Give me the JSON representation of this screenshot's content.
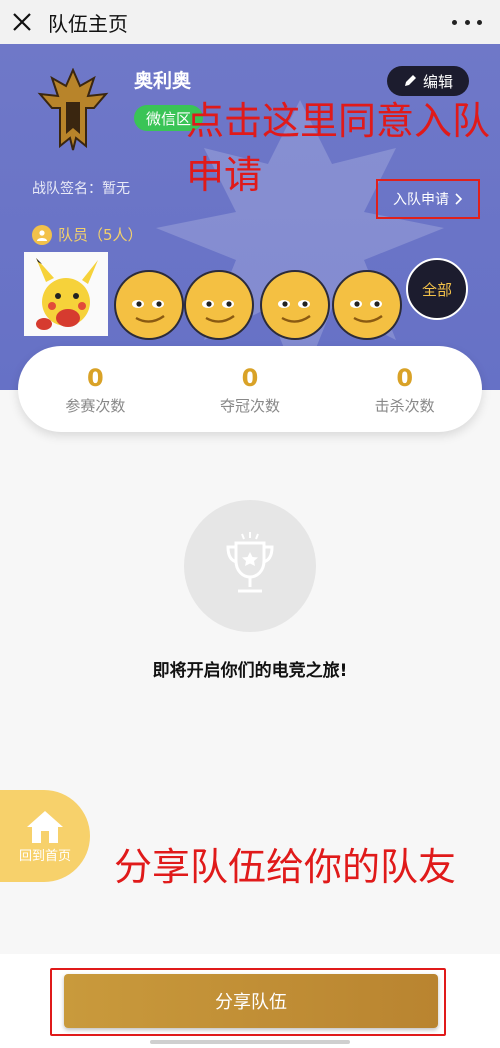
{
  "topbar": {
    "title": "队伍主页"
  },
  "team": {
    "name": "奥利奥",
    "region": "微信区",
    "edit_label": "编辑",
    "signature": "战队签名：暂无",
    "join_request_label": "入队申请",
    "members_label": "队员（5人）",
    "all_label": "全部"
  },
  "annotations": {
    "join_hint": "点击这里同意入队申请",
    "share_hint": "分享队伍给你的队友"
  },
  "stats": [
    {
      "value": "0",
      "label": "参赛次数"
    },
    {
      "value": "0",
      "label": "夺冠次数"
    },
    {
      "value": "0",
      "label": "击杀次数"
    }
  ],
  "empty_state": {
    "text": "即将开启你们的电竞之旅!"
  },
  "home_button": {
    "label": "回到首页"
  },
  "share_button": {
    "label": "分享队伍"
  },
  "colors": {
    "hero": "#6f78c8",
    "accent_gold": "#d9a227",
    "annotation_red": "#e01a1a",
    "region_green": "#3ac456"
  }
}
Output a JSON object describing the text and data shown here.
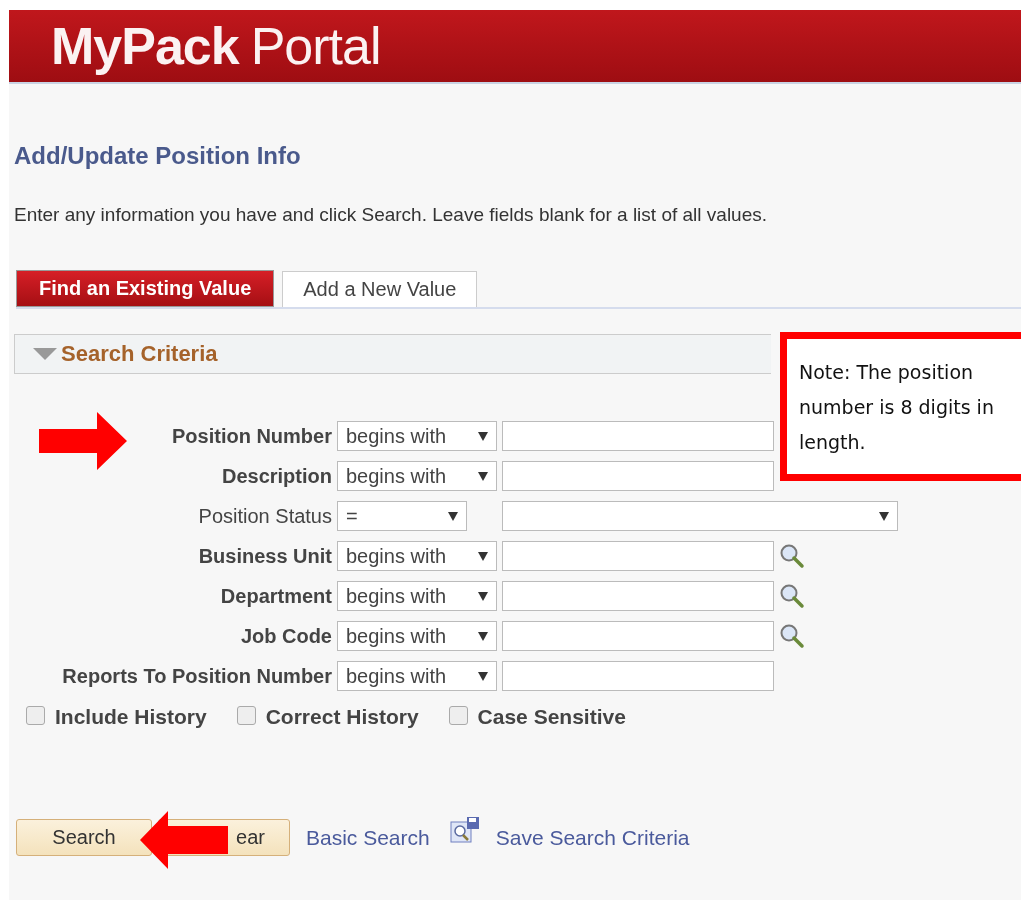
{
  "header": {
    "logo_bold": "MyPack",
    "logo_light": "Portal"
  },
  "page": {
    "title": "Add/Update Position Info",
    "instructions": "Enter any information you have and click Search. Leave fields blank for a list of all values."
  },
  "tabs": [
    {
      "label": "Find an Existing Value",
      "selected": true
    },
    {
      "label": "Add a New Value",
      "selected": false
    }
  ],
  "section": {
    "title": "Search Criteria",
    "expanded": true
  },
  "fields": [
    {
      "label": "Position Number",
      "bold": true,
      "operator": "begins with",
      "kind": "text",
      "lookup": false
    },
    {
      "label": "Description",
      "bold": true,
      "operator": "begins with",
      "kind": "text",
      "lookup": false
    },
    {
      "label": "Position Status",
      "bold": false,
      "operator": "=",
      "kind": "dropdown",
      "lookup": false
    },
    {
      "label": "Business Unit",
      "bold": true,
      "operator": "begins with",
      "kind": "text",
      "lookup": true
    },
    {
      "label": "Department",
      "bold": true,
      "operator": "begins with",
      "kind": "text",
      "lookup": true
    },
    {
      "label": "Job Code",
      "bold": true,
      "operator": "begins with",
      "kind": "text",
      "lookup": true
    },
    {
      "label": "Reports To Position Number",
      "bold": true,
      "operator": "begins with",
      "kind": "text",
      "lookup": false
    }
  ],
  "options": [
    {
      "label": "Include History",
      "checked": false
    },
    {
      "label": "Correct History",
      "checked": false
    },
    {
      "label": "Case Sensitive",
      "checked": false
    }
  ],
  "buttons": [
    {
      "label": "Search"
    },
    {
      "label": "ear"
    }
  ],
  "links": [
    {
      "label": "Basic Search"
    },
    {
      "label": "Save Search Criteria"
    }
  ],
  "note": {
    "text": "Note: The position number is 8 digits in length."
  }
}
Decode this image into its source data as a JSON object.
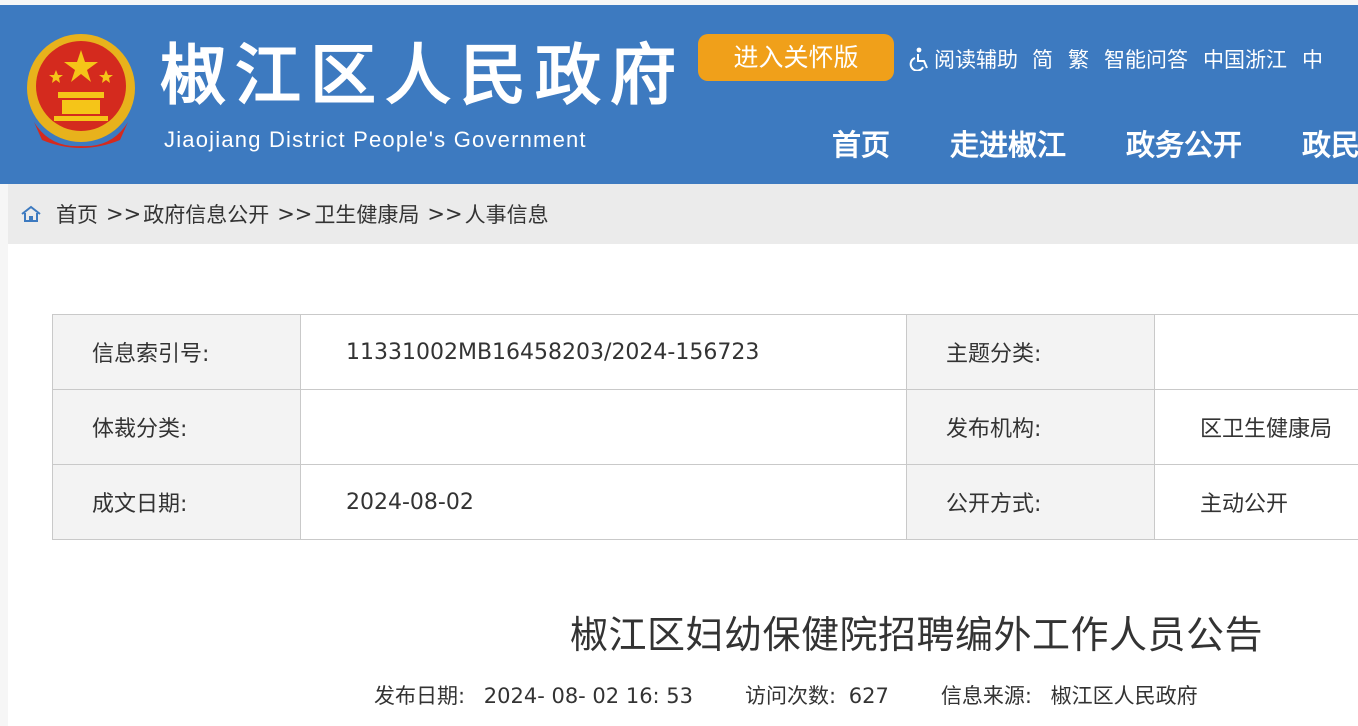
{
  "header": {
    "site_title": "椒江区人民政府",
    "site_subtitle": "Jiaojiang District People's Government",
    "care_button": "进入关怀版",
    "top_links": [
      "阅读辅助",
      "简",
      "繁",
      "智能问答",
      "中国浙江",
      "中"
    ],
    "nav": [
      "首页",
      "走进椒江",
      "政务公开",
      "政民"
    ],
    "colors": {
      "header_bg": "#3d7ac0",
      "care_button_bg": "#f0a01a"
    }
  },
  "breadcrumb": {
    "icon": "home-icon",
    "items": [
      "首页",
      "政府信息公开",
      "卫生健康局",
      "人事信息"
    ],
    "separator": ">>"
  },
  "meta": {
    "rows": [
      {
        "label1": "信息索引号:",
        "value1": "11331002MB16458203/2024-156723",
        "label2": "主题分类:",
        "value2": ""
      },
      {
        "label1": "体裁分类:",
        "value1": "",
        "label2": "发布机构:",
        "value2": "区卫生健康局"
      },
      {
        "label1": "成文日期:",
        "value1": "2024-08-02",
        "label2": "公开方式:",
        "value2": "主动公开"
      }
    ]
  },
  "article": {
    "title": "椒江区妇幼保健院招聘编外工作人员公告",
    "publish_label": "发布日期:",
    "publish_date": "2024- 08- 02 16: 53",
    "visits_label": "访问次数:",
    "visits": "627",
    "source_label": "信息来源:",
    "source": "椒江区人民政府"
  }
}
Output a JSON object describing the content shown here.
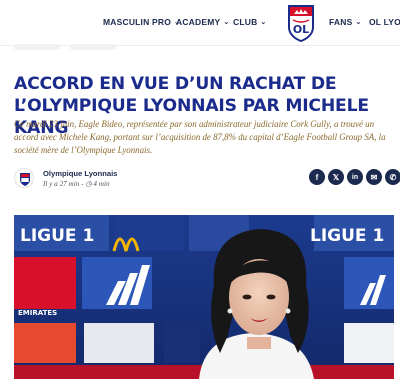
{
  "nav": {
    "items": [
      {
        "label": "MASCULIN PRO",
        "chevron": true
      },
      {
        "label": "ACADEMY",
        "chevron": true
      },
      {
        "label": "CLUB",
        "chevron": true
      },
      {
        "label": "FANS",
        "chevron": true
      },
      {
        "label": "OL LYON",
        "chevron": false
      }
    ],
    "logo_text": "OL"
  },
  "article": {
    "headline": "Accord en vue d’un rachat de l’Olympique Lyonnais par Michele Kang",
    "lead": "Ce mardi 23 juin, Eagle Bideo, représentée par son administrateur judiciaire Cork Gully, a trouvé un accord avec Michele Kang, portant sur l’acquisition de 87,8% du capital d’Eagle Football Group SA, la société mère de l’Olympique Lyonnais.",
    "author": {
      "name": "Olympique Lyonnais",
      "meta": "Il y a 27 min - ◷ 4 min"
    },
    "share": [
      {
        "icon": "facebook-icon",
        "glyph": "f"
      },
      {
        "icon": "x-twitter-icon",
        "glyph": "𝕏"
      },
      {
        "icon": "linkedin-icon",
        "glyph": "in"
      },
      {
        "icon": "email-icon",
        "glyph": "✉"
      },
      {
        "icon": "whatsapp-icon",
        "glyph": "✆"
      }
    ]
  },
  "hero": {
    "backdrop_words": [
      "LIGUE 1",
      "LIGUE 1",
      "EMIRATES"
    ],
    "colors": {
      "navy": "#1b2a4e",
      "ol_blue": "#1b2b8c",
      "ol_red": "#d7102b",
      "gold": "#8a6a2c"
    }
  }
}
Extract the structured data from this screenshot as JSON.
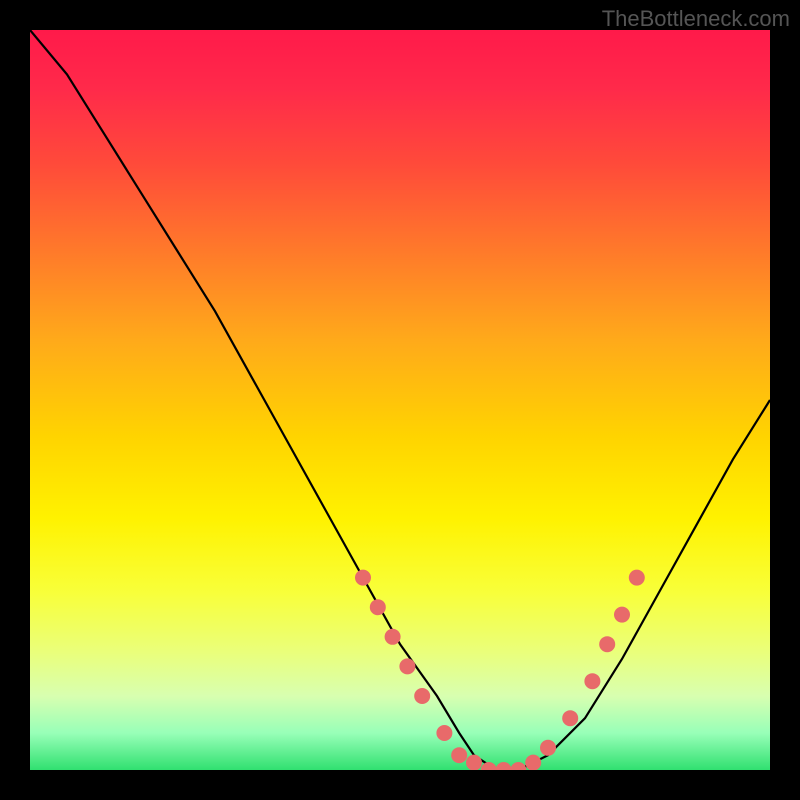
{
  "watermark": "TheBottleneck.com",
  "chart_data": {
    "type": "line",
    "title": "",
    "xlabel": "",
    "ylabel": "",
    "xlim": [
      0,
      100
    ],
    "ylim": [
      0,
      100
    ],
    "series": [
      {
        "name": "curve",
        "x": [
          0,
          5,
          10,
          15,
          20,
          25,
          30,
          35,
          40,
          45,
          50,
          55,
          58,
          60,
          63,
          66,
          70,
          75,
          80,
          85,
          90,
          95,
          100
        ],
        "y": [
          100,
          94,
          86,
          78,
          70,
          62,
          53,
          44,
          35,
          26,
          17,
          10,
          5,
          2,
          0,
          0,
          2,
          7,
          15,
          24,
          33,
          42,
          50
        ]
      }
    ],
    "markers": [
      {
        "x": 45,
        "y": 26
      },
      {
        "x": 47,
        "y": 22
      },
      {
        "x": 49,
        "y": 18
      },
      {
        "x": 51,
        "y": 14
      },
      {
        "x": 53,
        "y": 10
      },
      {
        "x": 56,
        "y": 5
      },
      {
        "x": 58,
        "y": 2
      },
      {
        "x": 60,
        "y": 1
      },
      {
        "x": 62,
        "y": 0
      },
      {
        "x": 64,
        "y": 0
      },
      {
        "x": 66,
        "y": 0
      },
      {
        "x": 68,
        "y": 1
      },
      {
        "x": 70,
        "y": 3
      },
      {
        "x": 73,
        "y": 7
      },
      {
        "x": 76,
        "y": 12
      },
      {
        "x": 78,
        "y": 17
      },
      {
        "x": 80,
        "y": 21
      },
      {
        "x": 82,
        "y": 26
      }
    ],
    "gradient_stops": [
      {
        "pos": 0,
        "color": "#ff1a4a"
      },
      {
        "pos": 55,
        "color": "#ffd400"
      },
      {
        "pos": 100,
        "color": "#30e070"
      }
    ]
  }
}
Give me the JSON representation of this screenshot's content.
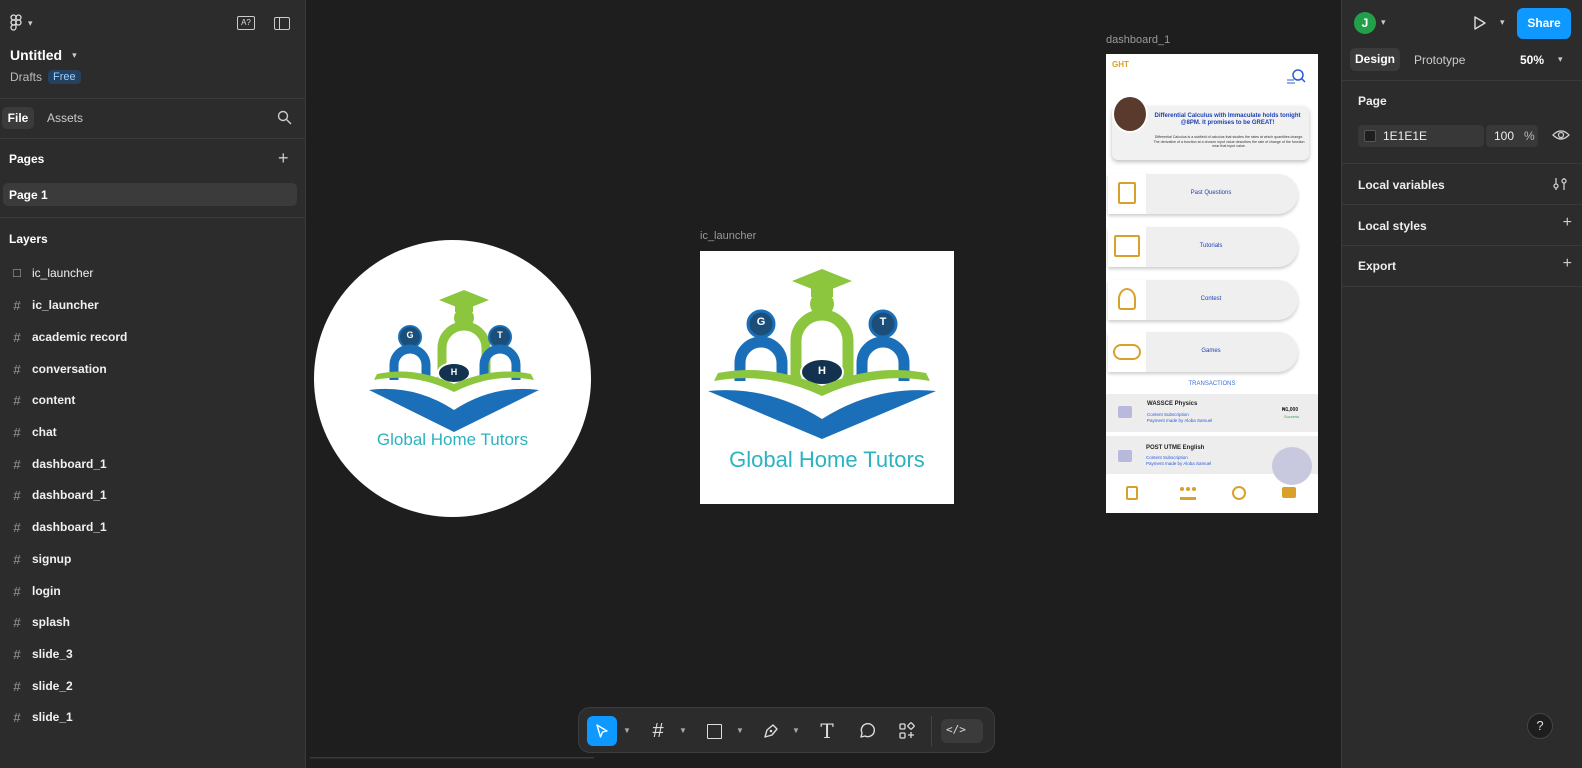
{
  "app": {
    "title": "Untitled",
    "location": "Drafts",
    "plan_badge": "Free"
  },
  "left_tabs": {
    "file": "File",
    "assets": "Assets"
  },
  "pages": {
    "heading": "Pages",
    "items": [
      "Page 1"
    ]
  },
  "layers": {
    "heading": "Layers",
    "items": [
      "ic_launcher",
      "ic_launcher",
      "academic record",
      "conversation",
      "content",
      "chat",
      "dashboard_1",
      "dashboard_1",
      "dashboard_1",
      "signup",
      "login",
      "splash",
      "slide_3",
      "slide_2",
      "slide_1"
    ]
  },
  "right": {
    "avatar_letter": "J",
    "share_label": "Share",
    "tabs": {
      "design": "Design",
      "prototype": "Prototype"
    },
    "zoom": "50%",
    "page_section": "Page",
    "page_color_hex": "1E1E1E",
    "page_opacity": "100",
    "percent": "%",
    "sections": [
      "Local variables",
      "Local styles",
      "Export"
    ]
  },
  "canvas": {
    "frame_label_launcher": "ic_launcher",
    "frame_label_dashboard": "dashboard_1",
    "logo_text": "Global Home Tutors",
    "logo_letters": {
      "left": "G",
      "center": "H",
      "right": "T"
    },
    "dashboard": {
      "brand": "GHT",
      "banner_title": "Differential Calculus with Immaculate holds tonight @8PM. It promises to be GREAT!",
      "banner_body": "Differential Calculus is a subfield of calculus that studies the rates at which quantities change. The derivative of a function at a chosen input value describes the rate of change of the function near that input value.",
      "menu": [
        "Past Questions",
        "Tutorials",
        "Contest",
        "Games"
      ],
      "transactions_label": "TRANSACTIONS",
      "tx": [
        {
          "title": "WASSCE Physics",
          "line1": "Content Subscription",
          "line2": "Payment made by Aloba Samuel",
          "amount": "₦1,000",
          "status": "Success"
        },
        {
          "title": "POST UTME English",
          "line1": "Content Subscription",
          "line2": "Payment made by Aloba Samuel"
        }
      ]
    }
  },
  "colors": {
    "accent": "#0d99ff",
    "panel": "#2c2c2c",
    "canvas": "#1e1e1e",
    "logo_blue": "#1b6fb8",
    "logo_green": "#8cc63f",
    "logo_teal": "#2bb3c0",
    "gold": "#d9a12c"
  },
  "help_label": "?"
}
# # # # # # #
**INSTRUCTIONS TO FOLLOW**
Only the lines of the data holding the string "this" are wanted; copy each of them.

**REPLY TO THE EXERCISE**
Give me the JSON representation of this screenshot's content.
Decode this image into its source data as a JSON object.
Extract the structured data from this screenshot as JSON.
Give me the JSON representation of this screenshot's content.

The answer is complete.